● **EXERCISE PROMPT**
Please report, as a bare number, how many lines below include the string "time".

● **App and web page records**
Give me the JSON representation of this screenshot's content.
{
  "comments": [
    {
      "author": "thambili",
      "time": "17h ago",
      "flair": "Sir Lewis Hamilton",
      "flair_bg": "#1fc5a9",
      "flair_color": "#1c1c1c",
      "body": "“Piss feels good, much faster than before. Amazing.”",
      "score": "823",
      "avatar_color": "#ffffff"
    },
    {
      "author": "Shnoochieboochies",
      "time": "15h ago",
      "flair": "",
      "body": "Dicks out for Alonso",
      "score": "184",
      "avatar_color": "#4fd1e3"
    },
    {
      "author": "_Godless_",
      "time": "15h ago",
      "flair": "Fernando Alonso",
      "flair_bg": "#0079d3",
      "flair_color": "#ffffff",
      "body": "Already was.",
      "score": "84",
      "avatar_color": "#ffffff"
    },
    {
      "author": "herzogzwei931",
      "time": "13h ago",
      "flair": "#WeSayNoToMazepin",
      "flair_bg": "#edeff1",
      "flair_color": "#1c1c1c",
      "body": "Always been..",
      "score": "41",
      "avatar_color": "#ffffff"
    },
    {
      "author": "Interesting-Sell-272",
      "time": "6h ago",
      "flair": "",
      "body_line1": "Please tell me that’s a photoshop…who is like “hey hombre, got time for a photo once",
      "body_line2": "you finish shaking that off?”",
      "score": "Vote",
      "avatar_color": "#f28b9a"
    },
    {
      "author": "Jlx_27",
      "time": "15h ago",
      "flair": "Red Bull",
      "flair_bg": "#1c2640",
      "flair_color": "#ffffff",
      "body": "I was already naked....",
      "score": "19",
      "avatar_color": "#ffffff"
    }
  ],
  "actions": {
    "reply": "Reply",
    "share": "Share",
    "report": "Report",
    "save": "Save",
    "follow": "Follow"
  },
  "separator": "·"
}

● **WORKED SOLUTION**
7